Brazil's top electoral court, the Superior Electoral Tribunal, started a trial June 6 that may unseat President Michel Temer over alleged illegal campaign financing, The Wall Street Journal reported.
Temer and former President Dilma Rousseff allegedly financed their 2014 election campaign from a corruption scheme at oil company Petrobras, an accusation they both deny, according to the report. The oil company maintains that it was a victim of the scheme.
Brazil's Supreme Court on May 18 opened an investigation into Temer on allegations that he endorsed bribery of a potential witness in the country's massive Lava Jato graft probe that was allegedly captured on an audio recording. Meanwhile, executives at meatpacking giant JBS SA said they paid out bribes in relation to loans and pension funds from Banco Nacional de Desenvolvimento Econômico e Social, parts of which were used as campaign donations to Temer and Rousseff and another former president, Luiz Inacio Lula da Silva.
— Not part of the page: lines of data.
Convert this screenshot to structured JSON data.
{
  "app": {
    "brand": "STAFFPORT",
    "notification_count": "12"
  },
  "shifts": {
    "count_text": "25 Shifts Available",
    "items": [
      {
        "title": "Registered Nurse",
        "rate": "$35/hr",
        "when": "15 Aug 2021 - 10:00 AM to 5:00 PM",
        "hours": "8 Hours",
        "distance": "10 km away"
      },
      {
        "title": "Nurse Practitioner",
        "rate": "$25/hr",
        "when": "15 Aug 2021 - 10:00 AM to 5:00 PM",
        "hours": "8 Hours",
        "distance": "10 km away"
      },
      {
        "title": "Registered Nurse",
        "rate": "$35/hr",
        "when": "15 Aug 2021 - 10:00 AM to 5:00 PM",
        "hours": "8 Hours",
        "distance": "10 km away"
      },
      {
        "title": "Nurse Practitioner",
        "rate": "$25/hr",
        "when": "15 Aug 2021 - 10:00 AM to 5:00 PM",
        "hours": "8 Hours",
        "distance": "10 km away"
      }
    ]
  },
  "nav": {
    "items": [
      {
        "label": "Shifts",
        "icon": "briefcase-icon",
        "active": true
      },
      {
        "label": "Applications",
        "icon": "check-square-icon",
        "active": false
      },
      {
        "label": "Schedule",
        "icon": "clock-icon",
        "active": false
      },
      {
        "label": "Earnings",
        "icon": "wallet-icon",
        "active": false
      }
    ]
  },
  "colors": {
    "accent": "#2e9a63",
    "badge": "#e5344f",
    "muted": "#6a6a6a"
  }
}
The tribunal's decision, which could take weeks if not months, can be appealed by Temer. If the tribunal's ruling is against Temer, his main ally, the Brazilian Social Democracy Party, is likely to abandon his government, Paulo Bauer, leader of the party in the Senate, reportedly said.
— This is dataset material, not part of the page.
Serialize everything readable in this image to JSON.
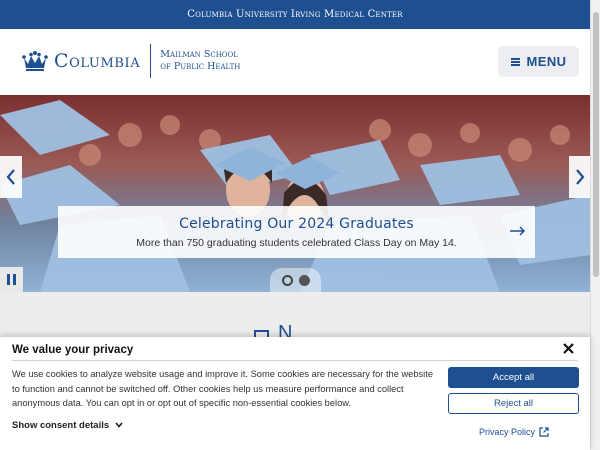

Rousseff, also under investigation by the top electoral court, was impeached in 2016.